Commercial landlords facing a non-paying tenant have a number of choices available to them. These include terminating the lease, and seizing their tenant's goods using the right of distraint. Landlords can do either of these things. But they can't do both. An Ontario landlord recently learned this the hard way in Tosomba v. Base General Contracting Ltd. The landlord changed the locks on the premises following ongoing non-payment of rent by the tenant, and refused to release any of the tenant's goods until the arrears were paid. The outstanding rent was disputed, but appeared to be less than $10,000. The value of the tenant's goods was estimated at $50,000.
When an equipment financier disposes of seized equipment using an internet auction site, how does the financier comply with the B.C. Personal Property Security Act requirement that notice of the "date, time and place" of the auction be given to the lessee? This was the dilemma addressed by Mr. Justice Betton of the Supreme Court of B.C. in the recent decision of CNH Capital Canada Ltd. v. Diamond 4 Holdings Ltd.

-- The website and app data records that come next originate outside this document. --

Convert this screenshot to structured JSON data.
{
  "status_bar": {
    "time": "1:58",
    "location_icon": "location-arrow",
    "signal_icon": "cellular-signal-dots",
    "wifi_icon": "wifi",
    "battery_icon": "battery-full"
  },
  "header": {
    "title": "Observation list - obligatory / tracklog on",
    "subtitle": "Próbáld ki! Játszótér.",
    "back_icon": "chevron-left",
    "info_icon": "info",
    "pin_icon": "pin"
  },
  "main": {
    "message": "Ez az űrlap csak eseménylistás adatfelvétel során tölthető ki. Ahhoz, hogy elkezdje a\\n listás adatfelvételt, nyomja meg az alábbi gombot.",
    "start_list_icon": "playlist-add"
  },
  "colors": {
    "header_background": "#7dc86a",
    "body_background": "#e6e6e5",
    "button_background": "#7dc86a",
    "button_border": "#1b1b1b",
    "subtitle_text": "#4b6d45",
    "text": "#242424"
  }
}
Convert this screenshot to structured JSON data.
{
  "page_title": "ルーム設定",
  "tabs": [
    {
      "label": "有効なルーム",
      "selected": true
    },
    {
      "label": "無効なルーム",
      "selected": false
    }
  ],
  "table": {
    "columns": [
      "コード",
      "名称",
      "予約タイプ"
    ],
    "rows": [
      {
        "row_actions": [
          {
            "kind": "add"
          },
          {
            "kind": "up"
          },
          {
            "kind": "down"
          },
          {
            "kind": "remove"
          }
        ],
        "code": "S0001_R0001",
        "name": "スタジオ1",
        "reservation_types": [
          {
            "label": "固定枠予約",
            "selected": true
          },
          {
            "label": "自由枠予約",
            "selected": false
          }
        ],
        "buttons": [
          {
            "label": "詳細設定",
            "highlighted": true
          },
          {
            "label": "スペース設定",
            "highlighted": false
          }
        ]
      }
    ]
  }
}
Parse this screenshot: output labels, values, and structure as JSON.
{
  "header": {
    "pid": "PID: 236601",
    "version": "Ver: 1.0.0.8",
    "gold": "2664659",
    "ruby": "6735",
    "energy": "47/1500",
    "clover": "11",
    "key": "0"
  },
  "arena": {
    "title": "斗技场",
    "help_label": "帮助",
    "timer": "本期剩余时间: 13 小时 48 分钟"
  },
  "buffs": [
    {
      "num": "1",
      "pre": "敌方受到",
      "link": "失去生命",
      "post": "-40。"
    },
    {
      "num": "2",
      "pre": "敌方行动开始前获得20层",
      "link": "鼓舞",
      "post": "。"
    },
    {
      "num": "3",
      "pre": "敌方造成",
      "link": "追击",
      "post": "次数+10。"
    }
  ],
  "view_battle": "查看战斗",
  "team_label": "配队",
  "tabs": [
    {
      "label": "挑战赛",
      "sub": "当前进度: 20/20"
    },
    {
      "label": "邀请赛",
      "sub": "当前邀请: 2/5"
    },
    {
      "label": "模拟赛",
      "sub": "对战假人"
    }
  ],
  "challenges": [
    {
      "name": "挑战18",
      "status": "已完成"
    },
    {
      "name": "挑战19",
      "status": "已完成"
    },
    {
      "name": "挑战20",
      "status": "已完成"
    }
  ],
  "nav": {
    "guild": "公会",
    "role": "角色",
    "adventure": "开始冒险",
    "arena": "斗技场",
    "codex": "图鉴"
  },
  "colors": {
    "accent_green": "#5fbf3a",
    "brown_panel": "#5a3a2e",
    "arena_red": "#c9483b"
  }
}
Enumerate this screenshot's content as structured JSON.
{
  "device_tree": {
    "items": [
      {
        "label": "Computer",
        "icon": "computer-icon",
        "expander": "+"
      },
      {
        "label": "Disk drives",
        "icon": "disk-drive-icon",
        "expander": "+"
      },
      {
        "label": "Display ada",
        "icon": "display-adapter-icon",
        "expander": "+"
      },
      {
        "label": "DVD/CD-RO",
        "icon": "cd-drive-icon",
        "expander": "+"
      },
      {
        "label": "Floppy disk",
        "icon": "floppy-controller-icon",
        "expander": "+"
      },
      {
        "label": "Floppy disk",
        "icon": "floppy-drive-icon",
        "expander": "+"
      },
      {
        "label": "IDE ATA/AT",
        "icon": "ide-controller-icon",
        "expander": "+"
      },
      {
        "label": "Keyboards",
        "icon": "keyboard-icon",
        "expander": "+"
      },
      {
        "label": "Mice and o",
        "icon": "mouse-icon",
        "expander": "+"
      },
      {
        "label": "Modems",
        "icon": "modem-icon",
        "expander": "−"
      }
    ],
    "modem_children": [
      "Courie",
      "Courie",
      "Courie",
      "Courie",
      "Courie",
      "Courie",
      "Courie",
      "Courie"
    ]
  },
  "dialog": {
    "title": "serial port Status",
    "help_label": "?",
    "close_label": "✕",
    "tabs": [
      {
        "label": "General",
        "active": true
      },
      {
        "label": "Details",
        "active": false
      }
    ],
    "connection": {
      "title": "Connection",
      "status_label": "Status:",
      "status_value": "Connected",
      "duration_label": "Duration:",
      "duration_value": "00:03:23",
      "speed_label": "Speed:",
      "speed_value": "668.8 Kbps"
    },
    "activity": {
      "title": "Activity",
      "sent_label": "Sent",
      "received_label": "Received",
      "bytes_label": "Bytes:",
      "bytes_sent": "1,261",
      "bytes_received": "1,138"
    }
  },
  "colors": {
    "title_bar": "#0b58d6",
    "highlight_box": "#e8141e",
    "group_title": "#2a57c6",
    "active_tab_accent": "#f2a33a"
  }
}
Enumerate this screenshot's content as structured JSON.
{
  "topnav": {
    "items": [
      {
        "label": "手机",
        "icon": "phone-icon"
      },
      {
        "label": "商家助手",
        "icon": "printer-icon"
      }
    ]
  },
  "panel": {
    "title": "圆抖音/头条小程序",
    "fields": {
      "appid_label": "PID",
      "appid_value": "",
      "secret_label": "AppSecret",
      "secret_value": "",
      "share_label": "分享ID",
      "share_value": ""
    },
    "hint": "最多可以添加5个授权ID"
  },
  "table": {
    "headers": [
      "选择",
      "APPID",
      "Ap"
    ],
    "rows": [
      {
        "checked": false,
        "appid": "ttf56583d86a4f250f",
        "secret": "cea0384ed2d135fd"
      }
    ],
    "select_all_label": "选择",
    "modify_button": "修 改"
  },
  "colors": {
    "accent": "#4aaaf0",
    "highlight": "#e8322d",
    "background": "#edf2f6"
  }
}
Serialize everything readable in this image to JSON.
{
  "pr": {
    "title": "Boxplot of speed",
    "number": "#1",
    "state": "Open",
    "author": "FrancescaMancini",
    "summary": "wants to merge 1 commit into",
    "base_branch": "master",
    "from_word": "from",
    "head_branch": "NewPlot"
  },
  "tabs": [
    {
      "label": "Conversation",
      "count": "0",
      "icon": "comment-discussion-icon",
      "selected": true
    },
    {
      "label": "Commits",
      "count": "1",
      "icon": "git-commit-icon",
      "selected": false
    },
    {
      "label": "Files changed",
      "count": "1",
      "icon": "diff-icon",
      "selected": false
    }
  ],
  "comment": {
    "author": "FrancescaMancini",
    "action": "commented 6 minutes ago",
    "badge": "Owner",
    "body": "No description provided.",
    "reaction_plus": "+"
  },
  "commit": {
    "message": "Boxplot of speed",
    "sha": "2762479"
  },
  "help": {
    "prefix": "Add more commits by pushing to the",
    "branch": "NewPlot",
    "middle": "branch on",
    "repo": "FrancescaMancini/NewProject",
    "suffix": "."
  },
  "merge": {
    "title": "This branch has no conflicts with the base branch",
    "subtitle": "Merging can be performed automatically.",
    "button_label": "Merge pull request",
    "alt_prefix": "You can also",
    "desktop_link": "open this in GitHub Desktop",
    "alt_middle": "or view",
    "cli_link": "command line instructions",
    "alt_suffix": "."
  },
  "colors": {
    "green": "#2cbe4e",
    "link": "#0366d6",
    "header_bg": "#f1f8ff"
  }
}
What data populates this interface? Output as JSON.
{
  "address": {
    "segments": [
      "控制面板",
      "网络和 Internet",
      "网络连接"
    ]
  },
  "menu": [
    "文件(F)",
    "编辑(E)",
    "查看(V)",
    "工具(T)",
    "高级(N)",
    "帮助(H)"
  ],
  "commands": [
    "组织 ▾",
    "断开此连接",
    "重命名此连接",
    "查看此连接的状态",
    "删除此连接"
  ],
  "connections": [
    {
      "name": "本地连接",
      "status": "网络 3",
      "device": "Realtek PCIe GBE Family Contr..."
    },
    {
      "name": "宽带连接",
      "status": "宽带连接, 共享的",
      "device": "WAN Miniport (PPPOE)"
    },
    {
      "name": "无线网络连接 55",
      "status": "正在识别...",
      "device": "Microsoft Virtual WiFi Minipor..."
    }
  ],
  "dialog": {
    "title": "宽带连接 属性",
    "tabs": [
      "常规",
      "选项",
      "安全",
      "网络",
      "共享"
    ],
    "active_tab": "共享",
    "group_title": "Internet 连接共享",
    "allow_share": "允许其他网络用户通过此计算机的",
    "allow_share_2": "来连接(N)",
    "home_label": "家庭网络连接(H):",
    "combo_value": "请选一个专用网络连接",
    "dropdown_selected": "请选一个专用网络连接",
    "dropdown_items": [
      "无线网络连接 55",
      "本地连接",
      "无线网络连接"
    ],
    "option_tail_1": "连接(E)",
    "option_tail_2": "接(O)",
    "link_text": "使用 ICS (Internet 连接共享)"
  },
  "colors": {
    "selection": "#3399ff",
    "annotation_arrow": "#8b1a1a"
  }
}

"I'm worried about my creditors. Can I transfer my half of the house to my spouse?"